Blog Entry|February 14, 2013
Today’s destination is Nepal. Nepal is a sovereign state located in South Asia. Perhaps it’s best known feature is the highest point on earth…..Mount Everest which rises 20,000 feet above sea level.
The capital of Nepal is Kathandu which is the region we’ll focus on today. The Kathmandu valley is comprised of three ancient cities: Kathmandu, Patan, and Bhaktapur. Legend has it that the valley was was once a primordial lake ringed by verdant mountains. In this pristine lake lived giant serpents until one fine day, saint Manjushree, the Bodhisatva, raised a mighty sword and in one fell swoop, cut open the side of a mountain at a place now known as Chobar. The voluminous waters of the lake gushed out, leaving behind a fertile valley capable of supporting large urban settlements over the millennia. The Gopala and Kirati dynasties were the earliest rulers here followed by the Licchavi (300-879 A.D.), under whom flourished trade and crafts*
Blog Entry|February 8, 2013
Welcome to another edition of the Friday blog! I apologize for neglecting Wednesday’s travel blog, I had a busy week! It will be back next week…promise! So last week I told you that I always love capturing photos of wildlife that I’ve never seen before, last week was the Great Horned Owl. This time last year it was the bobcats. Now there are river otters being sighted every morning at Green Cay. Next to bobcats, river otters are pretty high up on my most wanted list so hopefully soon I’ll be able to check them off the list. I hope they don’t eat the baby alligators in the gator hole which is where they’ve been sighted.
Currently I’m gearing up for another round of filming for “Birth of a Predator”. I’ll be finalizing plans next week for a visit to North Florida to shoot some more scenes and possibly some underwater footage as well. With mating season around the corner I may be able toget some cool courtship footage to add to what I already have. If I can, I may do another summer of nest filming but we’ll have to wait and see how things go with my mother.
That’s about it for now, make sure you check out the video in the screening room. “Secrets of Egypt” which I’m holding over for another week because it’s really cool and I’m really lazy this week
Have a great weekend and see you next week…
Blog Entry|February 1, 2013

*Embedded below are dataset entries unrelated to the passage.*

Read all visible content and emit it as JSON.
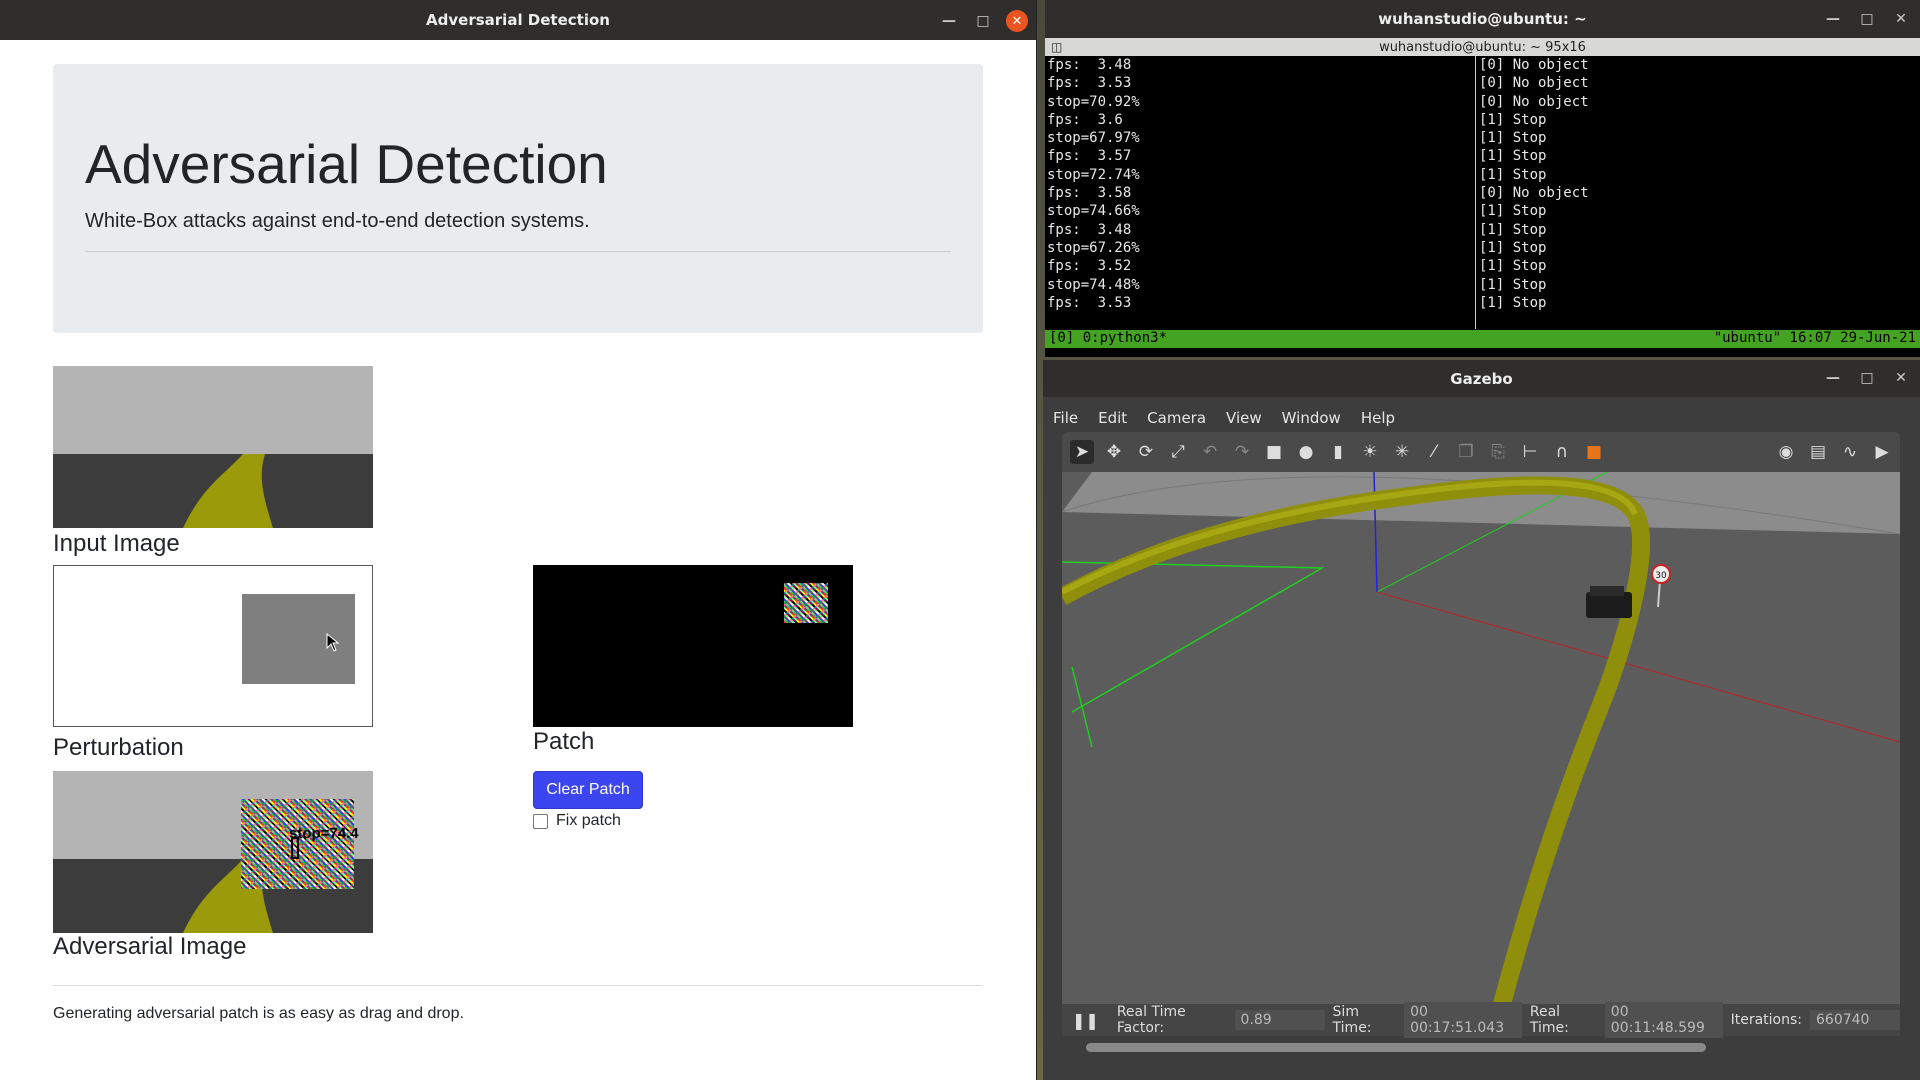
{
  "browser": {
    "window_title": "Adversarial Detection",
    "heading": "Adversarial Detection",
    "lead": "White-Box attacks against end-to-end detection systems.",
    "captions": {
      "input": "Input Image",
      "perturbation": "Perturbation",
      "patch": "Patch",
      "adversarial": "Adversarial Image"
    },
    "overlay_label": "stop=74.4",
    "clear_patch_label": "Clear Patch",
    "fix_patch_label": "Fix patch",
    "footer": "Generating adversarial patch is as easy as drag and drop."
  },
  "terminal": {
    "window_title": "wuhanstudio@ubuntu: ~",
    "subtitle": "wuhanstudio@ubuntu: ~ 95x16",
    "left_lines": [
      "fps:  3.48",
      "fps:  3.53",
      "stop=70.92%",
      "fps:  3.6",
      "stop=67.97%",
      "fps:  3.57",
      "stop=72.74%",
      "fps:  3.58",
      "stop=74.66%",
      "fps:  3.48",
      "stop=67.26%",
      "fps:  3.52",
      "stop=74.48%",
      "fps:  3.53"
    ],
    "right_lines": [
      "[0] No object",
      "[0] No object",
      "[0] No object",
      "[1] Stop",
      "[1] Stop",
      "[1] Stop",
      "[1] Stop",
      "[0] No object",
      "[1] Stop",
      "[1] Stop",
      "[1] Stop",
      "[1] Stop",
      "[1] Stop",
      "[1] Stop"
    ],
    "status_left": "[0] 0:python3*",
    "status_right": "\"ubuntu\" 16:07 29-Jun-21"
  },
  "gazebo": {
    "window_title": "Gazebo",
    "menu": [
      "File",
      "Edit",
      "Camera",
      "View",
      "Window",
      "Help"
    ],
    "sign_label": "30",
    "status": {
      "rtf_label": "Real Time Factor:",
      "rtf_value": "0.89",
      "sim_label": "Sim Time:",
      "sim_value": "00 00:17:51.043",
      "real_label": "Real Time:",
      "real_value": "00 00:11:48.599",
      "iter_label": "Iterations:",
      "iter_value": "660740"
    }
  }
}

It’s always a thrill when I get the chance to photograph new wildlife that I haven’t seen before, last year was the bobcats and this past week I photographed a Great Horned Owl at Loxahatchee. There’s a nesting pair in a tree not too far away from the road and although the female is hard to see, the male is usually sitting in plain view on one of the upper branches. Should provide some great photo ops over the next month or so. Now if I could only get a really cool pic of river otters. They’re next on my list…